Ask the Wizard #39
Is Binion's Horseshoe the only casino that will let you win millions without being asked to leave? Why would a casino ask someone to leave if they are not cheating? Does a casino ever ask someone to leave the table at a game like roulette where they believe no one can beat it?
Jim from Winona, Minnesota
No casino that had any sense would ask someone to leave just for getting lucky. Most would try hard to keep them from leaving and entice them back once they returned home.
Say, Wizard I was wondering about roulette. With the boss media software, you can spin the wheel without actually placing a bet. Isn't this in the player's favor? With some of the roulette betting systems I have seen, like the Martingale you double up when you lose and such. Can't you just watch the wheel without placing a bet and based on the previous spins place your bet. An example would be to spin the wheel 5 times before placing a bet. Suppose that all the numbers were odd. Wouldn't it make sense to begin playing the wheel by betting on even? I know this kinda buys in to the gambler's fallacy and the wheel doesn't care what the last spin was, but also the probability diminishes with each spin that an odd number will continue to come up. Am I on to something or just going over an old theory?
Craig from Detroit, USA
You're just rehashing the gambler's fallacy. If the ball landed in odd 100 times in a row on a fair wheel the odds that the next spin would be even are still the same as every spin, 47.37% on a double zero wheel. So it does not help that you can spin without betting. The ball does not have a memory.
I notice that some Internet Casinos give you two cards right away one on each hand before you begin to play each hand, unlike a live casino which play the split, one hand at a time. Is this a house advantage dealing two cards before beginning play on the split hands?
Karter from Calgary, Canada
Mathematically speaking, it doesn't make any difference.
If I play 100 hands of blackjack at $5 a hand at an 0.5% house edge how much can I lose and still be above three standard deviations south of expectation?
Blair from Christchurch, New Zealand
Your expected loss would be 100*$5*.005=$2.50. The standard deviation of one hand is 1.17, which can be found in my blackjack appendix 7. So, one standard deviation in your example is $5*1.17*sqr(100)=$58.5. So, the probability of losing $295 or more due to bad luck is .00135 (the Z statistic for -3).
I was playing craps at www.gamehouse.com and bet $20 on the horn and won $60 on a roll of 11. If the horn bet is spread out between 2,3,11,12, shouldn't I have won $75 ($5X15)?
No, you were paid correctly. The 11 does pay 15:1 on the $5 of your bet. However you lost the other $15 on the 2, 3, and 12. So $75-$15=$60. Instead of taking the $15 from your bet, they take it from the winnings.
I noticed in your online review of casinos that you mentioned in Apolla that you played 438 units of blackjack and lost 98. Does this mean you played 438 hands and lost only 98? This is an awfully good ratio in favor of the player.

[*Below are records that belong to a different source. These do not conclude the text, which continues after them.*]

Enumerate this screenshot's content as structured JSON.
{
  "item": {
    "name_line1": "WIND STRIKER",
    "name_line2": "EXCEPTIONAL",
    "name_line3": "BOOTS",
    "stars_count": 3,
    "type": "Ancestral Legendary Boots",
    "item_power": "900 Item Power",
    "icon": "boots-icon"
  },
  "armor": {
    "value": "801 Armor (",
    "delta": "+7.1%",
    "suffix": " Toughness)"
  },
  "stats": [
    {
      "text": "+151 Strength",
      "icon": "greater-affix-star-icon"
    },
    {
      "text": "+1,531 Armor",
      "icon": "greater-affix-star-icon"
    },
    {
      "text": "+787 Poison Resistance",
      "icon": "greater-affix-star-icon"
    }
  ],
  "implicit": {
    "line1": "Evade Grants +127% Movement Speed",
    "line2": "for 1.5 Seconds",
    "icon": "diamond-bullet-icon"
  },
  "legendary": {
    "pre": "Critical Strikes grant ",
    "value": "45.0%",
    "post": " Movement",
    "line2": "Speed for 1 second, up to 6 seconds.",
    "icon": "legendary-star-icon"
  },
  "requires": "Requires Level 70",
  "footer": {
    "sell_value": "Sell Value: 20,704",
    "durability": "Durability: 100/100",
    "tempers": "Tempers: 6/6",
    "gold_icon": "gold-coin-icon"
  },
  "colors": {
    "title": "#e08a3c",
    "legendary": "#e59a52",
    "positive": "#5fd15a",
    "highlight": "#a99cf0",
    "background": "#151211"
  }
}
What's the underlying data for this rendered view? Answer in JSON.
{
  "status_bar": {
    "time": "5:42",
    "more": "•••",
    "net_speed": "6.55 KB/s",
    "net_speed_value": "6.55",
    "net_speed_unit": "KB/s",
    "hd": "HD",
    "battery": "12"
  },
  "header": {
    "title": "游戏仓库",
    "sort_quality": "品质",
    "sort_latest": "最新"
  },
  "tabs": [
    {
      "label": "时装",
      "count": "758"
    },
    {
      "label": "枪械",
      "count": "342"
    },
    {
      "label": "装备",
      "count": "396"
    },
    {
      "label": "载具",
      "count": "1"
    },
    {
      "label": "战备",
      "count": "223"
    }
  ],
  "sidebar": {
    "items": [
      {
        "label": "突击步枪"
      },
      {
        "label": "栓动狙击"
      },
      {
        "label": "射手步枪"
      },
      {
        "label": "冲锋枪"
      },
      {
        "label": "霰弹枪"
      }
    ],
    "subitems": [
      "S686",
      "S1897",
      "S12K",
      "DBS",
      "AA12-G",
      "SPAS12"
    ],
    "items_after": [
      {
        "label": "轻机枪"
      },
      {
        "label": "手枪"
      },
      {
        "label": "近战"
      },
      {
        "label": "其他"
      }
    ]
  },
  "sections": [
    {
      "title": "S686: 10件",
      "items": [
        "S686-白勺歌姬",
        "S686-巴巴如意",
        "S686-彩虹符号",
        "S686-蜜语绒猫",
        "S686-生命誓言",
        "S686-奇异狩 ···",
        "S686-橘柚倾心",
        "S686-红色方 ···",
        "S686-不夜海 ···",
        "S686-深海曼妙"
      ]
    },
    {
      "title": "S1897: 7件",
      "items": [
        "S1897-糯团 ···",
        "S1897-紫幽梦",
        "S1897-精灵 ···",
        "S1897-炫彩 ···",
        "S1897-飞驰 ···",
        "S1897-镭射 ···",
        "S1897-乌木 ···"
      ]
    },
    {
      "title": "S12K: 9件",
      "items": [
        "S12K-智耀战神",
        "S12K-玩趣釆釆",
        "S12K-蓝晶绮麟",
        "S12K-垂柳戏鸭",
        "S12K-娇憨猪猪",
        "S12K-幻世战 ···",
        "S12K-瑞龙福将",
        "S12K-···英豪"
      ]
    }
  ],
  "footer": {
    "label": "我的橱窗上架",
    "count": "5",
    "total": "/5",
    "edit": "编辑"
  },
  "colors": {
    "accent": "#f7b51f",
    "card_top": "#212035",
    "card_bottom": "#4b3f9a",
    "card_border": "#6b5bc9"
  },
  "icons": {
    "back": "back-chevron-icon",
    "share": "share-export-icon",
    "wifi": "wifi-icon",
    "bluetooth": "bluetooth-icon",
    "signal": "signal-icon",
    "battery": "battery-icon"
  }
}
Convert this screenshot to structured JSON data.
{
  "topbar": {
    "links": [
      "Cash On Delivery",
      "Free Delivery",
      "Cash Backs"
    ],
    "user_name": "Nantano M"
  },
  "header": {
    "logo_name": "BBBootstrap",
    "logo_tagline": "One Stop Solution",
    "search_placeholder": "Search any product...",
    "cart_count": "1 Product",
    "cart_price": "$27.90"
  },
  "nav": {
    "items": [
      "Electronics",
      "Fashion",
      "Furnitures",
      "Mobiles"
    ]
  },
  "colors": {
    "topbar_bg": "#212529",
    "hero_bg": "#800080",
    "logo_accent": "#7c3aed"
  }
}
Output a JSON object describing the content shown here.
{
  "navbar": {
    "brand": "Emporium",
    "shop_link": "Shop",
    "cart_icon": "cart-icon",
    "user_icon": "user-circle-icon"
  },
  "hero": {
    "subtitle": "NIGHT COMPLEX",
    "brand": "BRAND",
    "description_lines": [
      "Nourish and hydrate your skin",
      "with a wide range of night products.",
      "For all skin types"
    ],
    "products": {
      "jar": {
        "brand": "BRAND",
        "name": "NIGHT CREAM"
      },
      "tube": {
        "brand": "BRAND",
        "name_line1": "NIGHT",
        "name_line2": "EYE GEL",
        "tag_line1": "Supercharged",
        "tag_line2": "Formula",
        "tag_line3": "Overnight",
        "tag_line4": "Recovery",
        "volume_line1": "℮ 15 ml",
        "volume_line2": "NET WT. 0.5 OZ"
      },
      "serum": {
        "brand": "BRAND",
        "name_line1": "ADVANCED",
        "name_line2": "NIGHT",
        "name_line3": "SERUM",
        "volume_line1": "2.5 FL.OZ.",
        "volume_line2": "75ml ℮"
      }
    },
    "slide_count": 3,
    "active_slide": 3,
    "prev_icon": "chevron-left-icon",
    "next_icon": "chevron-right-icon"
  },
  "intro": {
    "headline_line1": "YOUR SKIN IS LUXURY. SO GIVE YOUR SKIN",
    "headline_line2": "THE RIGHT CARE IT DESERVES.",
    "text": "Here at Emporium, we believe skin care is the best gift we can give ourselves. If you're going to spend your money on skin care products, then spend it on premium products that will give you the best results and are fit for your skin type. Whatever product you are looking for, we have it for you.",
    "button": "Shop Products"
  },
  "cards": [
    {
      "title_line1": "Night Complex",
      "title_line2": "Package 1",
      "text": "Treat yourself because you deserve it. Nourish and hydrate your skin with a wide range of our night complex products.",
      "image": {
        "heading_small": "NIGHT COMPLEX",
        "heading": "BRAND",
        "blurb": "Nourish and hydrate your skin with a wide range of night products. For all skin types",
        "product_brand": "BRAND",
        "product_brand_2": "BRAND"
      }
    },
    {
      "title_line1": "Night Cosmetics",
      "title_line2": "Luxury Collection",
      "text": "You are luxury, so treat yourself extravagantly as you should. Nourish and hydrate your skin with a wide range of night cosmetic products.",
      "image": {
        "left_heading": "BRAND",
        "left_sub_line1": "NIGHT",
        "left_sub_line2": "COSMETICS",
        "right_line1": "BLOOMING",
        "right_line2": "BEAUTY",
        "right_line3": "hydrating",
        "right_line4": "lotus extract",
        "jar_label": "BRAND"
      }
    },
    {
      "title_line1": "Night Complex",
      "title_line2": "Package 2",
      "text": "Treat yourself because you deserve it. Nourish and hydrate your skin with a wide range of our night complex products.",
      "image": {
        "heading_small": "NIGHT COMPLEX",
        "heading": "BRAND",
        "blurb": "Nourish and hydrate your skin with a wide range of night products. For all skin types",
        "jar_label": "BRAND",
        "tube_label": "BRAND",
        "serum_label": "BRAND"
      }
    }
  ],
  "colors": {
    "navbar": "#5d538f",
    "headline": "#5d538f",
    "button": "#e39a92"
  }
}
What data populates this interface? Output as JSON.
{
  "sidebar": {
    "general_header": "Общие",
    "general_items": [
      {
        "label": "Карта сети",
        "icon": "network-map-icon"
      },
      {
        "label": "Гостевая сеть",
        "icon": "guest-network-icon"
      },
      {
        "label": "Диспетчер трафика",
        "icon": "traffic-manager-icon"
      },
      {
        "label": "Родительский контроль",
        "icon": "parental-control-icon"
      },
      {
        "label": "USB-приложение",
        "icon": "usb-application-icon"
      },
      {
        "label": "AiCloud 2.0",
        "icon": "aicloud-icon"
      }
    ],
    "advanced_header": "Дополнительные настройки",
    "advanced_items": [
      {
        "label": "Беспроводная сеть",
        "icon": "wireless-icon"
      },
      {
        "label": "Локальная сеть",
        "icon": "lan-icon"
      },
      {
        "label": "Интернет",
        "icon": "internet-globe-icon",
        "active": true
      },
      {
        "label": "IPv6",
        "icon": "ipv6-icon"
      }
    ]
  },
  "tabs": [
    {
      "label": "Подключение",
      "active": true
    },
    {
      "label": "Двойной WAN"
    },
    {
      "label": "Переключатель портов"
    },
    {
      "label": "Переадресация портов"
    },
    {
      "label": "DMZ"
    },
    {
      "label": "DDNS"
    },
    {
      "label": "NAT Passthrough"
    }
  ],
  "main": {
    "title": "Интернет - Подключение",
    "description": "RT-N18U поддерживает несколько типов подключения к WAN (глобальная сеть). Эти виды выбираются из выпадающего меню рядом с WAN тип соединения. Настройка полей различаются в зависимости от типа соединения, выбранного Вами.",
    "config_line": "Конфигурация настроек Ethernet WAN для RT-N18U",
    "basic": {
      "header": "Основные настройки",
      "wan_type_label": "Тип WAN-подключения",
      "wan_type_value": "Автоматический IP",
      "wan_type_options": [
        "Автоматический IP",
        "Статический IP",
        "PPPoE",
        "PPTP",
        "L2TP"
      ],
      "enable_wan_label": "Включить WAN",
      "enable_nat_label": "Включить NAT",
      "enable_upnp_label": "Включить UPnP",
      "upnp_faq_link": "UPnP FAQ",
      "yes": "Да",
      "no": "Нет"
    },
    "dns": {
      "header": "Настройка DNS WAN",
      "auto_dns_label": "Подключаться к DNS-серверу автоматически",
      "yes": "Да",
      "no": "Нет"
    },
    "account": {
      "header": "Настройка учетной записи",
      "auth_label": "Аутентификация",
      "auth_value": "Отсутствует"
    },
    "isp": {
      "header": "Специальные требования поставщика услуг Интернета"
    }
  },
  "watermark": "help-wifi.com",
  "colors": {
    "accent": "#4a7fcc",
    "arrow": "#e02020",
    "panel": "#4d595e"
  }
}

Peter from Orlando, Florida
I lost 98 units there overall. If every hand was an even money win or a loss then I would have won 170 hands and lost 268.
Where on the Internet can I play Spanish 21 for either fun or real money?
Reana from Fairport, U.S.
All Unified Gaming casinos as well as Global Player offer Spanish 21. Unified Gaming stands on a soft 17 and thus has the lower house edge.
2013 Update: Unified Gaming software has since disappeared. As far as I know, nobody offers Spanish 21 online any longer.
As a card counter, what are the odds to make it as a professional blackjack player? What do we have to do?
T&M from Philadelphia, U.S.
First, it takes a lot of time to learn the theory and strategy of card counting and get your counting speed up to casino play. You will also need a large bankroll of at least $50,000, but preferably $100,000. To make a decent living you have to be comfortable with a bet spread of at least $25-$300 and it takes a large bankroll to sustain the ups and downs. For most people, I think it is better to play part time.
If the first card dealt is an ace what is the probability the dealer will have a blackjack? Assume two decks.
T from Las Vegas, U.S.
There are 103 cards remaining in the two decks and 32 are tens. So the probability of a blackjack is 32/103=31.07%.
I will be visiting Reno in the near future and have frequented your site in regards to Let It Ride and craps. I seem to have more luck at LIR than Craps. What effect does the number of players at LIR have on the probability of winning, if any?
Kevin from Lorain, USA
Assuming you are not peeking at any other player's cards, it doesn't make any difference. Have a good time in Reno.
This is a question regarding fixed odds betting. If you say that the odds are 4 to 1 on something happening, then is that equivalent to saying the probability is 1 in 4 i.e. 0.25? If you consistently bet on 4 to 1 shots would you simply break even over time? Therefore could you not beat fixed odds betting by doubling up after every loss since you would expect a winner every fourth bet?
Calvin from Long Beach, USA
If the odds against something are 4 to 1 then there are 4 chances it won't happen and one chance that it will. So, in this example, the probability would be 1/5. It doesn't matter what the probability is, if the events are independent then the past does not matter.